Taking on global inequality
Is the primary purpose of a business to maximize profits for its owners or stakeholders?
Not according to global business leader Shawn Vij and his new book, Moral Fiber – A Practical Guide to Living Our Values.
Vij states that one of the greatest companies in the world that has done it right is the Tata Group. The company has evolved from being a family-owned business to one of the best-run and professionally-managed groups in the world.
What is interesting is that the owners (family) are only one of four stakeholders Tata sets out to serve. They include shareholders, employees, customers and society itself.
In a world where the richest 1 percent, those with more than $1 million, owns 45 percent of the world’s wealth, there is a need to pause and reflect on how businesses must start to play a greater role in elevating humanity.
The world’s 10 richest billionaires, according to Forbes, own $745 billion in combined wealth, a sum greater that the total goods and services most nations produce on an annual basis.
Most of these people often accumulate their fortunes on the backs of people around the world who work for poor wages and in dangerous conditions. According to Oxfam, between 2009 and 2017, the number of billionaires it took to equal the wealth of the world’s poorest 50 percent fell from 380 to 42.
As Vij states, “I am a pure capitalist and believe everyone deserves the opportunity to make a lot of money. The difference is on ‘how’ we do it.’’

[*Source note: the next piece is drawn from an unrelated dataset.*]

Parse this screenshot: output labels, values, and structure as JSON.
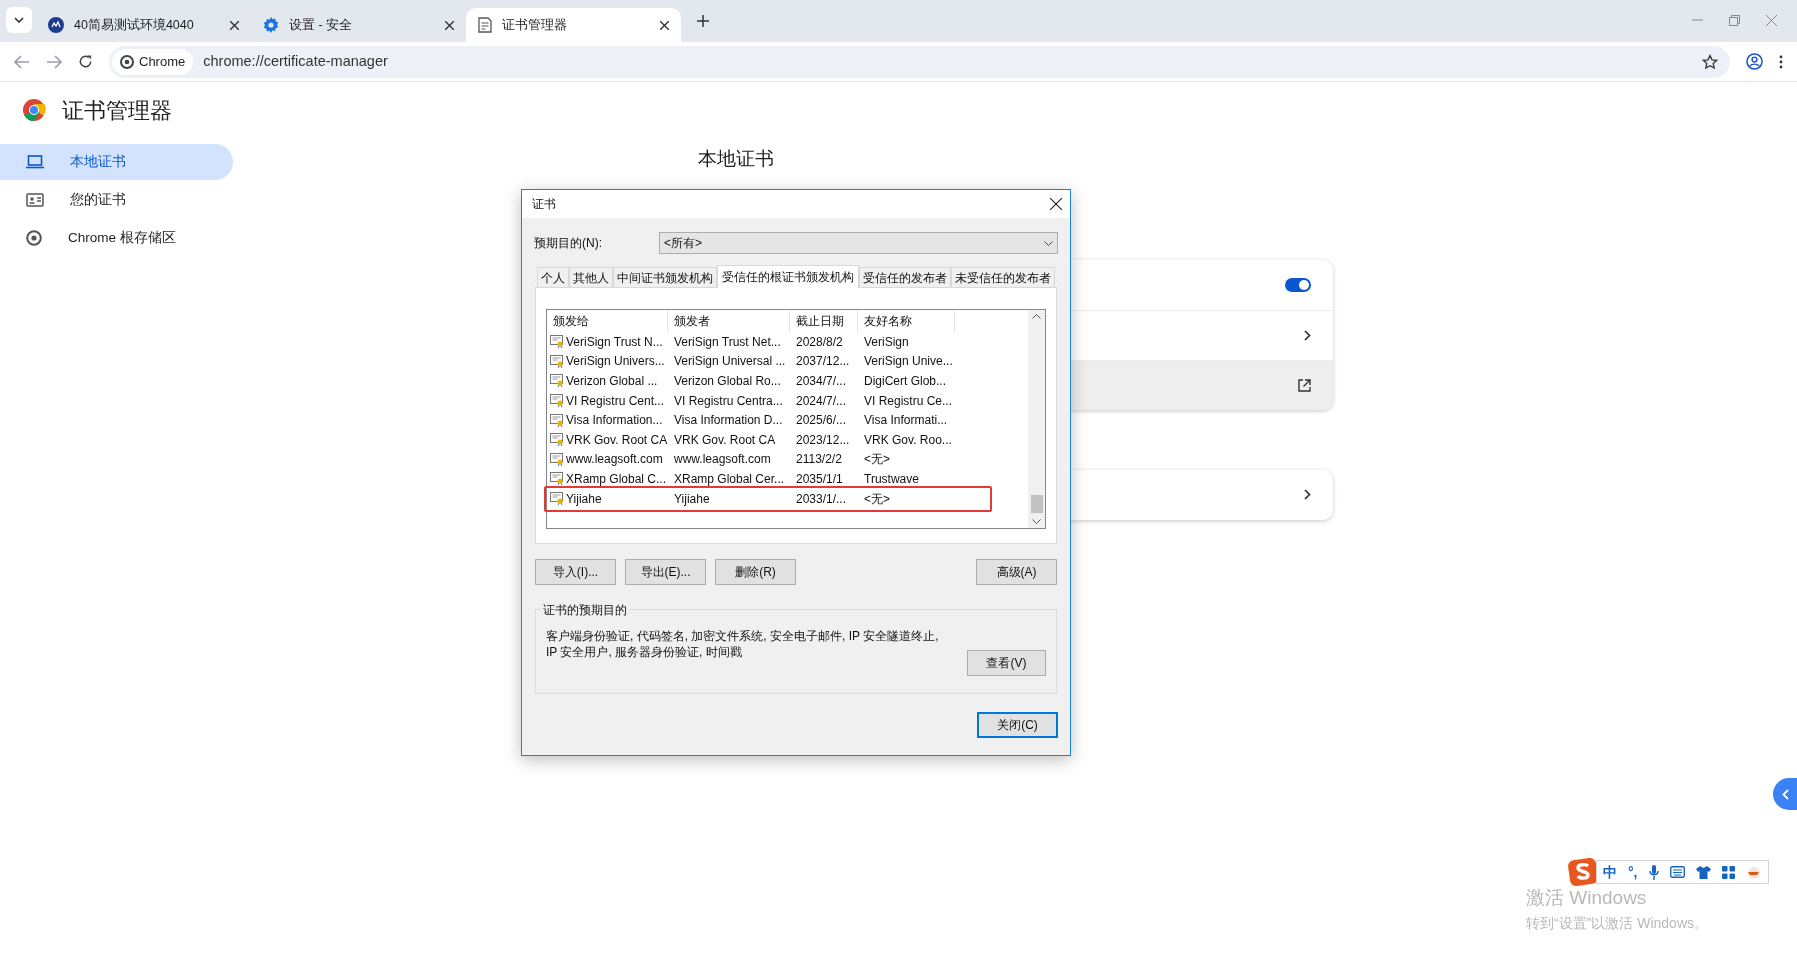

What if companies just had a simple underlying mission, which was making people’s lives better around the world? Reformulate the criteria of business success, and make it about humanity and ethics not adjuncts to profit, but its very core.
Today, people want to buy from companies that have a purpose grounded in values. As a global business leader, Shawn Vij argues in his book that companies that anchor on a higher purpose achieve greater results. Yes, most companies are designed to make profit, but they are now adapting to meet new social and political expectations. We are starting to see a shift from cut-throat business to conscious capitalism as more millennials enter the workplace.
As Vij states, “if our only goal is to make money at no cost, then we’re bound to harm others and ourselves in pursuit of those things. When this happens, we’ve used capitalism to cripple our value system.”
The good news is that most millennials think like Tata and are starting to dominate the workplace. And, in 2025, will make up as much as 75% of the workforce.
We have an opportunity to re-set how we define capitalism. Conscious capitalism is on the rise, and companies that put their values at the core will not only succeed in long term profits, but also raise the human condition.
Shawn Vij is an accomplished business leader who has over 25 years of industry and consulting experience. He has worked in various leadership positions for Ford Motor Company, Ernst & Young, VISA, Deloitte Consulting, Microsoft, and Intel Corporation. He holds an MBA from Purdue University, MS in Engineering from the University of Michigan and a BS in Mechanical Engineering from Michigan Technological University.
Shawn was raised in the US Midwest and now resides in the Pacific Northwest.
His new book is Moral Fiber – A Practical Guide to Living Our Values.
Available soon at all major bookstores and Amazon.in, Amazonkindle Flipkart
Disclaimer: This is a company press release. No HT Group journalist is involved in the creation of this content.